Your task
Type the listing below out again exactly. No images.
== Segment start ==
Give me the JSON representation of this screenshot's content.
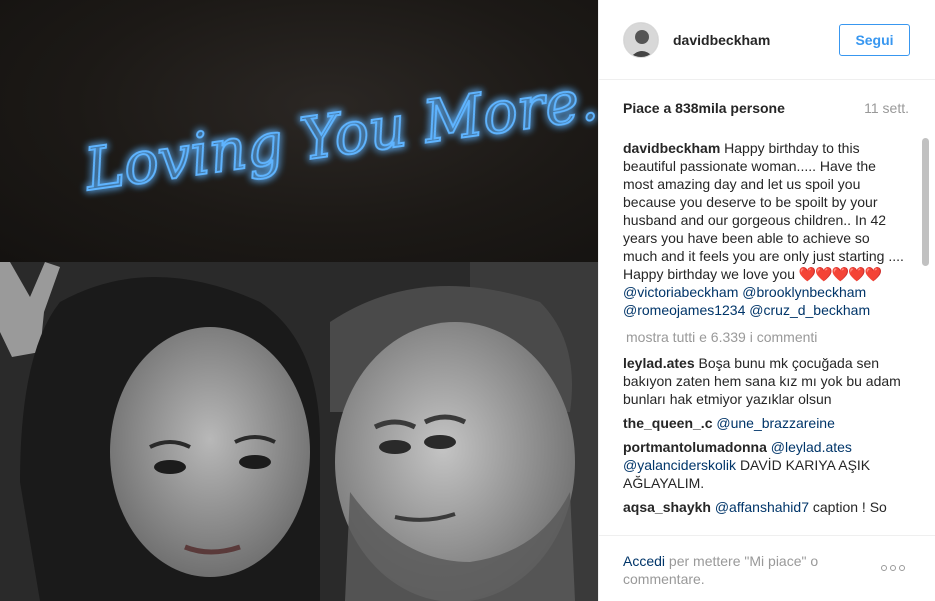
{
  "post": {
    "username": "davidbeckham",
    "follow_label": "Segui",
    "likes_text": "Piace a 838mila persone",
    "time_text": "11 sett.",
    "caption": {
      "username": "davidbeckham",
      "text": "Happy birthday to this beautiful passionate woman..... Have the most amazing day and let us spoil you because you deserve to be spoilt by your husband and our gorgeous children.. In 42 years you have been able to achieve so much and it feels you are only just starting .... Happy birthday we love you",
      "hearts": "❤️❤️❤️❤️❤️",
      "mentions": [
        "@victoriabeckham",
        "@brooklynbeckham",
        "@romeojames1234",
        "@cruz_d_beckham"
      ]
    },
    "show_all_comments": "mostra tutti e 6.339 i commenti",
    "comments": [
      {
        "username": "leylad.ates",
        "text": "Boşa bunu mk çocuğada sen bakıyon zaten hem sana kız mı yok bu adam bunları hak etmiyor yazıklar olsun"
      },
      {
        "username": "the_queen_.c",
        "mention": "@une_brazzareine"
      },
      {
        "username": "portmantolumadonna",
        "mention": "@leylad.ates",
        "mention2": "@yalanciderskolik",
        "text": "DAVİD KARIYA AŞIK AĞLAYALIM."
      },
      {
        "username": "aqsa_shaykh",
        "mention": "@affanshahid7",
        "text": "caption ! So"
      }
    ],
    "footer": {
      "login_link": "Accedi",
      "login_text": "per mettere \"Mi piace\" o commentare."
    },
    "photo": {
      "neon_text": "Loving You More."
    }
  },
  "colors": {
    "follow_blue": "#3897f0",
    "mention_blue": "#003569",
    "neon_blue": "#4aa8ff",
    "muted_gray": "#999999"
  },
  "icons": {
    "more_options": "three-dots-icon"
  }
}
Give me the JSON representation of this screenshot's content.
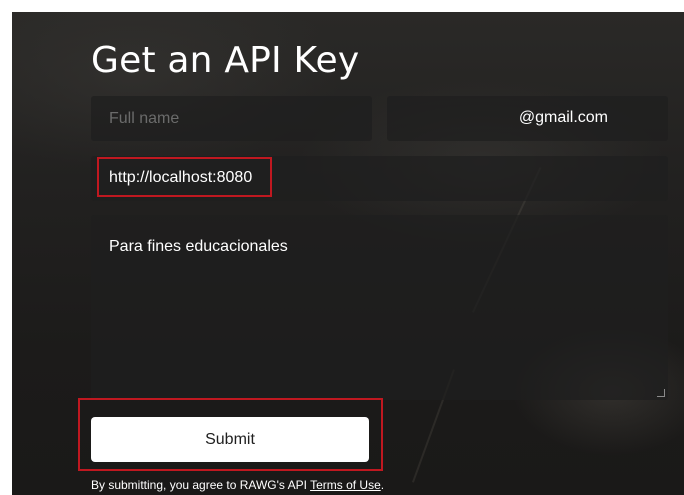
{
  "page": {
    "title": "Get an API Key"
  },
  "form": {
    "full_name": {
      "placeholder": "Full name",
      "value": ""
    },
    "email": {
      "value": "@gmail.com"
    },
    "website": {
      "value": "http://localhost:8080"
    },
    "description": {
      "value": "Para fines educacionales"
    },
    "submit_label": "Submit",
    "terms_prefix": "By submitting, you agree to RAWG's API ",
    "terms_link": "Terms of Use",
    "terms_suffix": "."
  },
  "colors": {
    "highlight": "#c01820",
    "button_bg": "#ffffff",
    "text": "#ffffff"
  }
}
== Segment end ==
Answer area
Give me the JSON representation of this screenshot's content.
{
  "post": {
    "username": "davidbeckham",
    "follow_label": "Segui",
    "likes_text": "Piace a 838mila persone",
    "time_text": "11 sett.",
    "caption": {
      "username": "davidbeckham",
      "text": "Happy birthday to this beautiful passionate woman..... Have the most amazing day and let us spoil you because you deserve to be spoilt by your husband and our gorgeous children.. In 42 years you have been able to achieve so much and it feels you are only just starting .... Happy birthday we love you",
      "hearts": "❤️❤️❤️❤️❤️",
      "mentions": [
        "@victoriabeckham",
        "@brooklynbeckham",
        "@romeojames1234",
        "@cruz_d_beckham"
      ]
    },
    "show_all_comments": "mostra tutti e 6.339 i commenti",
    "comments": [
      {
        "username": "leylad.ates",
        "text": "Boşa bunu mk çocuğada sen bakıyon zaten hem sana kız mı yok bu adam bunları hak etmiyor yazıklar olsun"
      },
      {
        "username": "the_queen_.c",
        "mention": "@une_brazzareine"
      },
      {
        "username": "portmantolumadonna",
        "mention": "@leylad.ates",
        "mention2": "@yalanciderskolik",
        "text": "DAVİD KARIYA AŞIK AĞLAYALIM."
      },
      {
        "username": "aqsa_shaykh",
        "mention": "@affanshahid7",
        "text": "caption ! So"
      }
    ],
    "footer": {
      "login_link": "Accedi",
      "login_text": "per mettere \"Mi piace\" o commentare."
    },
    "photo": {
      "neon_text": "Loving You More."
    }
  },
  "colors": {
    "follow_blue": "#3897f0",
    "mention_blue": "#003569",
    "neon_blue": "#4aa8ff",
    "muted_gray": "#999999"
  },
  "icons": {
    "more_options": "three-dots-icon"
  }
}
Give me the JSON representation of this screenshot's content.
{
  "page": {
    "title": "Get an API Key"
  },
  "form": {
    "full_name": {
      "placeholder": "Full name",
      "value": ""
    },
    "email": {
      "value": "@gmail.com"
    },
    "website": {
      "value": "http://localhost:8080"
    },
    "description": {
      "value": "Para fines educacionales"
    },
    "submit_label": "Submit",
    "terms_prefix": "By submitting, you agree to RAWG's API ",
    "terms_link": "Terms of Use",
    "terms_suffix": "."
  },
  "colors": {
    "highlight": "#c01820",
    "button_bg": "#ffffff",
    "text": "#ffffff"
  }
}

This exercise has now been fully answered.